● Instructions for the task
Your task is to copy every record exactly.

● Records provided
•••••
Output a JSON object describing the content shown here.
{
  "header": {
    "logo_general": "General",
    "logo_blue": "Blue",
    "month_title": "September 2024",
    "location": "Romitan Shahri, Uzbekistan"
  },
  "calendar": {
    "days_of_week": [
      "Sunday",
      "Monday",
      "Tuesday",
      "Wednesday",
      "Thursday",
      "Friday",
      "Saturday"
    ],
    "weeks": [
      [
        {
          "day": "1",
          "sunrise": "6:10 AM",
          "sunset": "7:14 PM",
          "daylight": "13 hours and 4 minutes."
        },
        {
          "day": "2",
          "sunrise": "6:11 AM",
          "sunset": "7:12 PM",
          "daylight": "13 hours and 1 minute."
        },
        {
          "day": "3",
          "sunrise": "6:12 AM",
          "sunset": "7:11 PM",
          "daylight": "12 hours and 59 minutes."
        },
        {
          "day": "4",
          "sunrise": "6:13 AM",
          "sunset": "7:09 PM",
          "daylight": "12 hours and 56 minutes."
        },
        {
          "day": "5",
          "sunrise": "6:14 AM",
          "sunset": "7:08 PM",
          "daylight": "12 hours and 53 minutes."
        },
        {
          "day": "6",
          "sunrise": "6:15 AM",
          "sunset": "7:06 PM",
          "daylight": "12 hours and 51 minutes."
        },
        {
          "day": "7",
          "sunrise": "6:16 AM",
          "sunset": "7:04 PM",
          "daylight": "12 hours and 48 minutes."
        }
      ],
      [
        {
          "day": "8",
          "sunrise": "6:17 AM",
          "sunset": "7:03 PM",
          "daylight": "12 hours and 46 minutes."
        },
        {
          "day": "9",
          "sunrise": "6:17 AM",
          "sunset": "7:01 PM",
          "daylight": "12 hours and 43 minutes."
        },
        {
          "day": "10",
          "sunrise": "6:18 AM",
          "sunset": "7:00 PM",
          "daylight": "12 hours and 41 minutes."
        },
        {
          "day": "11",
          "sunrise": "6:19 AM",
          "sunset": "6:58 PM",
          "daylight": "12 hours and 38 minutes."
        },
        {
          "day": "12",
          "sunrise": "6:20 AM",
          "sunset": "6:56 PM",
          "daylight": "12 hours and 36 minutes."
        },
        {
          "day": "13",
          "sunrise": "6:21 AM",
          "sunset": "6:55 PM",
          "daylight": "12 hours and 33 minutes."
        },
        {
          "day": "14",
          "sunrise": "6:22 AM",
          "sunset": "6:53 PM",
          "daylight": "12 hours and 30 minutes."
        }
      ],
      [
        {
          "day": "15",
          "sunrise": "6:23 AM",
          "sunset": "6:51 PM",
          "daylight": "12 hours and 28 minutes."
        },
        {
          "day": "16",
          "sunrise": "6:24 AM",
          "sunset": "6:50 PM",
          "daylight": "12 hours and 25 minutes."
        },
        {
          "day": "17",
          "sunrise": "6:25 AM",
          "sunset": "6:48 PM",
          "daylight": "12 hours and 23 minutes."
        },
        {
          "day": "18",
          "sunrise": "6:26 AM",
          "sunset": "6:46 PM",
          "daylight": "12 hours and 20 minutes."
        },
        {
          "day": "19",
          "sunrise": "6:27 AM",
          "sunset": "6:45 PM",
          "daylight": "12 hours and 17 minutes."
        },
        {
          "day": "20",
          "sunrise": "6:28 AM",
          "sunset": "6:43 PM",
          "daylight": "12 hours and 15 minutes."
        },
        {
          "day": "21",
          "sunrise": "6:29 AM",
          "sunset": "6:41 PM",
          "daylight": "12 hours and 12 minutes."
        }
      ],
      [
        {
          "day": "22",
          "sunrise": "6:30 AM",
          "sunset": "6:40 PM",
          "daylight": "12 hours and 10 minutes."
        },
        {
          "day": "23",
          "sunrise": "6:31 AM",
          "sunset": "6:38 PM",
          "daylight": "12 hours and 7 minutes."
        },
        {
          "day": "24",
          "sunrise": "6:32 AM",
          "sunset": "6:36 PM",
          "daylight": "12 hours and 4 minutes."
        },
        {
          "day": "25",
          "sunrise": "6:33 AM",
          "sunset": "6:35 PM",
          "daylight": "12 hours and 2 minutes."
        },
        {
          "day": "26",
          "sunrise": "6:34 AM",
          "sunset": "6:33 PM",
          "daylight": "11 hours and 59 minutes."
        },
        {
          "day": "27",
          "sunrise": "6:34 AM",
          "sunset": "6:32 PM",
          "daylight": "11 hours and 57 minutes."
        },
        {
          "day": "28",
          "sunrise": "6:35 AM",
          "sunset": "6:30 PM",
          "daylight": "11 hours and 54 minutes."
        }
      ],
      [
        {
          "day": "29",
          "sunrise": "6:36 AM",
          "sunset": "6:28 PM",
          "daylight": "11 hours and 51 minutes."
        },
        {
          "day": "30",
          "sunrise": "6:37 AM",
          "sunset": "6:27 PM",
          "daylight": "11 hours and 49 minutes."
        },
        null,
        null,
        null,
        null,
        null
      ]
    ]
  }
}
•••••
● Your solution
Output a JSON object describing the content shown here.
{
  "header": {
    "logo_general": "General",
    "logo_blue": "Blue",
    "month_title": "September 2024",
    "location": "Romitan Shahri, Uzbekistan"
  },
  "calendar": {
    "days_of_week": [
      "Sunday",
      "Monday",
      "Tuesday",
      "Wednesday",
      "Thursday",
      "Friday",
      "Saturday"
    ],
    "weeks": [
      [
        {
          "day": "1",
          "sunrise": "6:10 AM",
          "sunset": "7:14 PM",
          "daylight": "13 hours and 4 minutes."
        },
        {
          "day": "2",
          "sunrise": "6:11 AM",
          "sunset": "7:12 PM",
          "daylight": "13 hours and 1 minute."
        },
        {
          "day": "3",
          "sunrise": "6:12 AM",
          "sunset": "7:11 PM",
          "daylight": "12 hours and 59 minutes."
        },
        {
          "day": "4",
          "sunrise": "6:13 AM",
          "sunset": "7:09 PM",
          "daylight": "12 hours and 56 minutes."
        },
        {
          "day": "5",
          "sunrise": "6:14 AM",
          "sunset": "7:08 PM",
          "daylight": "12 hours and 53 minutes."
        },
        {
          "day": "6",
          "sunrise": "6:15 AM",
          "sunset": "7:06 PM",
          "daylight": "12 hours and 51 minutes."
        },
        {
          "day": "7",
          "sunrise": "6:16 AM",
          "sunset": "7:04 PM",
          "daylight": "12 hours and 48 minutes."
        }
      ],
      [
        {
          "day": "8",
          "sunrise": "6:17 AM",
          "sunset": "7:03 PM",
          "daylight": "12 hours and 46 minutes."
        },
        {
          "day": "9",
          "sunrise": "6:17 AM",
          "sunset": "7:01 PM",
          "daylight": "12 hours and 43 minutes."
        },
        {
          "day": "10",
          "sunrise": "6:18 AM",
          "sunset": "7:00 PM",
          "daylight": "12 hours and 41 minutes."
        },
        {
          "day": "11",
          "sunrise": "6:19 AM",
          "sunset": "6:58 PM",
          "daylight": "12 hours and 38 minutes."
        },
        {
          "day": "12",
          "sunrise": "6:20 AM",
          "sunset": "6:56 PM",
          "daylight": "12 hours and 36 minutes."
        },
        {
          "day": "13",
          "sunrise": "6:21 AM",
          "sunset": "6:55 PM",
          "daylight": "12 hours and 33 minutes."
        },
        {
          "day": "14",
          "sunrise": "6:22 AM",
          "sunset": "6:53 PM",
          "daylight": "12 hours and 30 minutes."
        }
      ],
      [
        {
          "day": "15",
          "sunrise": "6:23 AM",
          "sunset": "6:51 PM",
          "daylight": "12 hours and 28 minutes."
        },
        {
          "day": "16",
          "sunrise": "6:24 AM",
          "sunset": "6:50 PM",
          "daylight": "12 hours and 25 minutes."
        },
        {
          "day": "17",
          "sunrise": "6:25 AM",
          "sunset": "6:48 PM",
          "daylight": "12 hours and 23 minutes."
        },
        {
          "day": "18",
          "sunrise": "6:26 AM",
          "sunset": "6:46 PM",
          "daylight": "12 hours and 20 minutes."
        },
        {
          "day": "19",
          "sunrise": "6:27 AM",
          "sunset": "6:45 PM",
          "daylight": "12 hours and 17 minutes."
        },
        {
          "day": "20",
          "sunrise": "6:28 AM",
          "sunset": "6:43 PM",
          "daylight": "12 hours and 15 minutes."
        },
        {
          "day": "21",
          "sunrise": "6:29 AM",
          "sunset": "6:41 PM",
          "daylight": "12 hours and 12 minutes."
        }
      ],
      [
        {
          "day": "22",
          "sunrise": "6:30 AM",
          "sunset": "6:40 PM",
          "daylight": "12 hours and 10 minutes."
        },
        {
          "day": "23",
          "sunrise": "6:31 AM",
          "sunset": "6:38 PM",
          "daylight": "12 hours and 7 minutes."
        },
        {
          "day": "24",
          "sunrise": "6:32 AM",
          "sunset": "6:36 PM",
          "daylight": "12 hours and 4 minutes."
        },
        {
          "day": "25",
          "sunrise": "6:33 AM",
          "sunset": "6:35 PM",
          "daylight": "12 hours and 2 minutes."
        },
        {
          "day": "26",
          "sunrise": "6:34 AM",
          "sunset": "6:33 PM",
          "daylight": "11 hours and 59 minutes."
        },
        {
          "day": "27",
          "sunrise": "6:34 AM",
          "sunset": "6:32 PM",
          "daylight": "11 hours and 57 minutes."
        },
        {
          "day": "28",
          "sunrise": "6:35 AM",
          "sunset": "6:30 PM",
          "daylight": "11 hours and 54 minutes."
        }
      ],
      [
        {
          "day": "29",
          "sunrise": "6:36 AM",
          "sunset": "6:28 PM",
          "daylight": "11 hours and 51 minutes."
        },
        {
          "day": "30",
          "sunrise": "6:37 AM",
          "sunset": "6:27 PM",
          "daylight": "11 hours and 49 minutes."
        },
        null,
        null,
        null,
        null,
        null
      ]
    ]
  }
}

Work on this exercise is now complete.